One bipartisan solution to our immigration dilemma is a compromise introduced to Congress earlier this year that would offset the lifetime work permits given to Deferred Action for Childhood Arrivals (DACA) and slow illegal immigration by eliminating both chain migration, the visa-lottery and mandate that businesses use a national E-Verify system so business only hire those legally eligible to work in the United States.
Limiting chain-migration policies, which now allow U.S. citizens and green-card holders to sponsor extended family members to spouses and minor, is an important step because it means returning our immigration policy to uniting the nuclear families of immigrants.
In other words, it recognizes the importance of maintaining a family foundation for new arrivals but also recognizes that—for the sake of protecting American workers, native and immigrant alike — it is important to draw a clear, common-sense line about who new immigrants can sponsor.
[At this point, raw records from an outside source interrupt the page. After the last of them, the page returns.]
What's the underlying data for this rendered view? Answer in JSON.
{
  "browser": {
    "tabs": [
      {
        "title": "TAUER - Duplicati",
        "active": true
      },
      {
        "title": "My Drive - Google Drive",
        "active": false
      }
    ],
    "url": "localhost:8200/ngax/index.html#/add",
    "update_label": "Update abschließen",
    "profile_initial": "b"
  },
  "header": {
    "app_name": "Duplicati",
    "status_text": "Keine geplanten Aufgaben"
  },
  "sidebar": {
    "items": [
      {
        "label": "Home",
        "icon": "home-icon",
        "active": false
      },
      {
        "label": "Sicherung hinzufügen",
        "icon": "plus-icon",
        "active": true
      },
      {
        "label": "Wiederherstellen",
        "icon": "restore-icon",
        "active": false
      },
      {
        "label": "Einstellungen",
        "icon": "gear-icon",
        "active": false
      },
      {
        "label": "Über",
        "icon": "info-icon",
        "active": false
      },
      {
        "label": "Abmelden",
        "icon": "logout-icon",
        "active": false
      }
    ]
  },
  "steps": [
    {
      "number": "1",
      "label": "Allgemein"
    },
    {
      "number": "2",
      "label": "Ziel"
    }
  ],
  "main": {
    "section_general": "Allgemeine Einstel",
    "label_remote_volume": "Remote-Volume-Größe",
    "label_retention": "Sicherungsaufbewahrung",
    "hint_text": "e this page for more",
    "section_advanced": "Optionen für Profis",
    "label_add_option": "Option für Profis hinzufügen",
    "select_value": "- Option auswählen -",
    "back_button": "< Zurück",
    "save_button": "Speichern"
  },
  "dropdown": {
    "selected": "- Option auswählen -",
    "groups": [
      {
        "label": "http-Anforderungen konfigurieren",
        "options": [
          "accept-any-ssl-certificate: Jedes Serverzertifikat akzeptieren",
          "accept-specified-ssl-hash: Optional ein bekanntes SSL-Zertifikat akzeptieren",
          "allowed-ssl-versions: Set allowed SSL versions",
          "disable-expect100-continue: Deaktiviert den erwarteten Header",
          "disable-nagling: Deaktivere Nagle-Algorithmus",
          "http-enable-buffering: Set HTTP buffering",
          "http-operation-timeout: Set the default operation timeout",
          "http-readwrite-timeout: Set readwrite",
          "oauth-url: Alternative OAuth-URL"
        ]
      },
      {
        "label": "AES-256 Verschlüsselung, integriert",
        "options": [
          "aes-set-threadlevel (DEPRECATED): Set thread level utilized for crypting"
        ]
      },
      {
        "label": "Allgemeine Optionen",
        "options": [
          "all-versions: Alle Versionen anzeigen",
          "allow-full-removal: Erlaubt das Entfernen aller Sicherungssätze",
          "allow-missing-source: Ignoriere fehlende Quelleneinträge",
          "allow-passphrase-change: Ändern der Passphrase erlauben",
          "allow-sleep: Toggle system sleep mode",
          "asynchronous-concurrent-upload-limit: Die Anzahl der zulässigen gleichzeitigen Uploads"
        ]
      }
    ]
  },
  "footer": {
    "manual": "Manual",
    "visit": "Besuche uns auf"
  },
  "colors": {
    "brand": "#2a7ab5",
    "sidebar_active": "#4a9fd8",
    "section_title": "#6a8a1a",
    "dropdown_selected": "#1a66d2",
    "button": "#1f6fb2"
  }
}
Similarly, reworking the visa lottery helps protect American workers. The visa lottery as it stands now raffles over 65,000 works worldwide and allows recipient dependents to relocate with the person awarded a green card, and these men and women later add to the marketplace competition that hurts blue-collar workers, legal immigrants included.
For its part, mandatory use of E-Verify would curb much of the economic lure or so-called “jobs magnet” that causes families to uproot from their home countries and enter the United States illegally.
E-Verify is a well-tested and widely-used system that allows employers to verify the work status on prospective employees online. This will help end the harmful cycle of lost wages for our blue-collar men and women, as U.S. employers will be forced to seek out legal, resident employees and put them on the payroll with better wages.
Laborers in middle America and elsewhere say illegal immigration affects them and their ability to make a decent wage, something a scholar at the Harvard Kennedy School has researched at length.
According to George J. Borjas, professor of economics and social policy at the Harvard Kennedy School, “When the supply of workers goes up, the price that firms have to pay to hire workers goes down.”
Professor Borjas says the “monetary loss is sizable” and estimates the lost wages among low-skilled American workers is somewhere in the billions.
“We don’t need to rely on complex statistical calculations to see the harm being done to some workers. Simply look at how employers have reacted,” he writes, pointing to the example of Crider, Inc. When immigration agents raided that chicken processing plant ten years ago, “75 percent of its workforce vanished over a single weekend. Shortly after, Crider placed an ad in the local newspaper announcing job openings at higher wages.”
Lawmakers have a lot of work ahead of them and instead of banging their heads against the wall debate, it would be prudent to implement common-sense immigration policies that give preference to the men and women who pay taxes and are actually from the very communities edging them out of the workforce or hurting their wages.
Ken Blackwell (@KenBlackwell) served as a domestic policy adviser to the Trump presidential transition team. He also served as Ohio state treasurer and secretary of state and is on the policy board of the nonprofit American Civil Rights Union.
The views and opinions expressed in this commentary are those of the author and do not reflect the official position of The Daily Caller.